(Gal 5:4) You who are trying to be justified by law have been alienated from Christ; you have fallen away from grace.
Now we see the problem clearly. The Galatians didn’t just want to celebrate holy days. They wanted to be justified by their holy days.
“Justified” means literally “declared righteous” and was a term from the legal system. It was a verdict of acquittal — a finding of not guilty. Therefore, it is not so much God’s forgiveness as the declaration of God’s forgiveness.
The flavor of the passage is that that Galatians were insisting that those who’ve been saved must show their salvation through obedience. There must be certain boundary markers that separate the saved from the lost, including circumcision and honoring various holy days.
I can’t find any difference between this idea of essential boundary markers and our “marks of the church” or “tests of fellowship.” It’s the exact same approach to Christianity. And Paul declares that insisting on any boundary marker other than faith in Jesus causes one to fall from grace.
And so, why does Paul speak so differently about holy days in Romans and in Galatians? Why are holy days indifferent in Rome and damning in Galatia?
Here’s how I’ve got it figured. These are two sides of the same coin. If you follow Paul’s teaching in Romans and treat the holy days as indifferent, then they are. If you treat those who honor holy days as brothers and those who don’t as brothers, then you will stand, because God will make you stand.
But if you deny Romans 14 and 15 and treat the holy days as marks of the church — or treat not having holy days as a mark of the church — either way, you’ve added to the gospel. You’ve declared that Jesus’ blood is not sufficient to cleanse the sin of holy days (not having holy days), and so you’ve bound yourself to live perfectly — to obey the entire law of God.
Scary? It shouldn’t be. It’s actually quite easy to live this way. But for us in the Churches of Christ, we’ve been so thoroughly trained to deny the sufficiency of Christ’s sacrifice that it’s hard for us. It takes practice. And we have to surrender some dearly loved preferences. We especially have to give up our sense of superiority — that we are the only ones who care enough to get the boundary markers right!

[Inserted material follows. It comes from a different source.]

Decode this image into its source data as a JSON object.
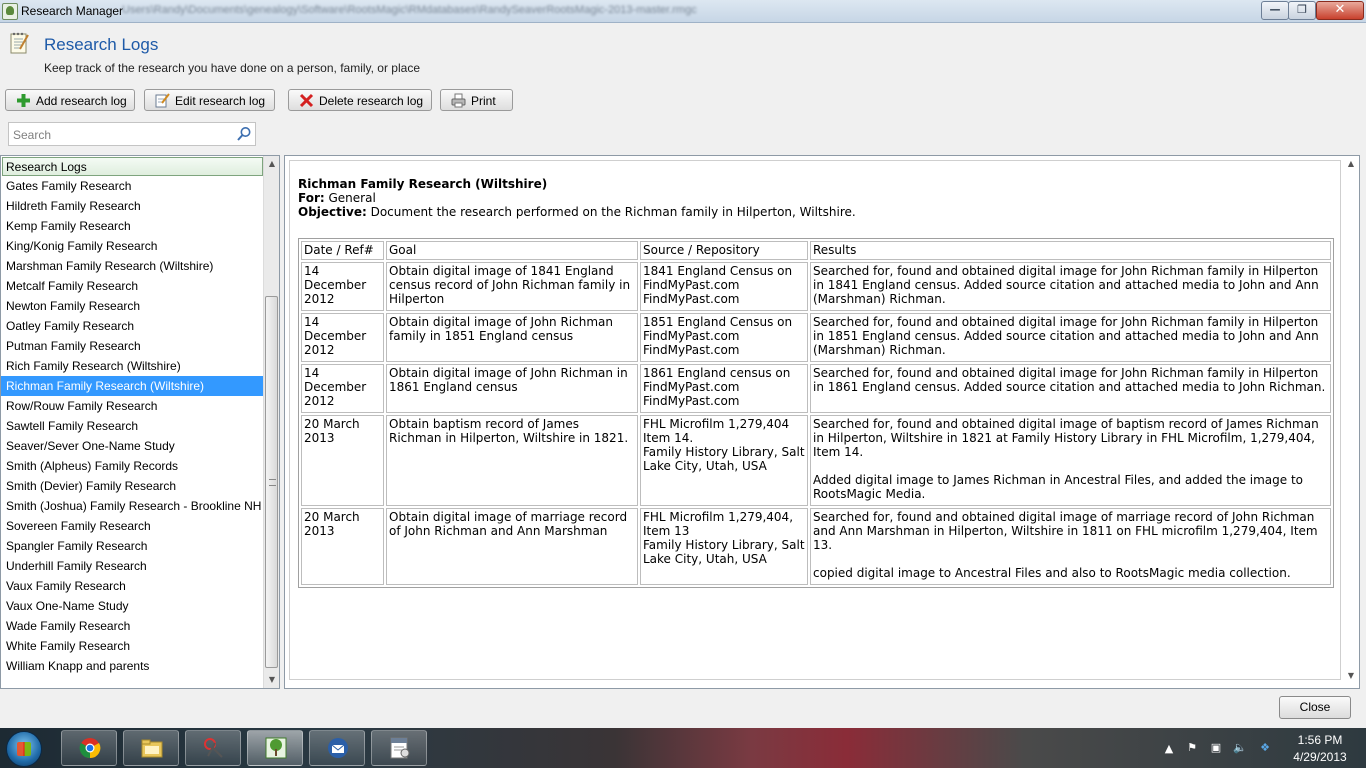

Sadly, we’re the ones who got the boundary marks just as wrong as can be. There’s one marker: faith in Jesus. It’s really just that simple.
Now as we’ve discussed before, “faith in Jesus” includes acknowledging the Lordship of Jesus. But as Paul describes so clearly in Romans 14, those who celebrate holy days do so “unto the Lord” and those who consider all days equally holy also do so “unto the Lord.” Both are worshiping God in their own way. (You’d never persuade a Jew that honoring holy days isn’t worship!)
Paul denies the continuing need for holy days, but nonetheless says that God honors the worship they reflect.
When a believer refuses to work on Sunday, considering it the “Christian Sabbath,” God accepts the worship. When a believer considers all days equally holy because all days are redeemed through prayer and service, God accepts the worship.
On the other hand, nothing in this approves behavior that violates the command to love.
(Gal 5:13-14) You, my brothers, were called to be free. But do not use your freedom to indulge the sinful nature; rather, serve one another in love. 14 The entire law is summed up in a single command: “Love your neighbor as yourself.”
And here we have a simple, God-given test for how the penitent are to live. Holy days are neither loving nor unloving. They are indeed indifferent. But if we separate from our brothers by declaring the indifferent a mark of the church, then that is very unloving — and may well separate us from God’s grace.
(Gal 5:15) If you keep on biting and devouring each other, watch out or you will be destroyed by each other.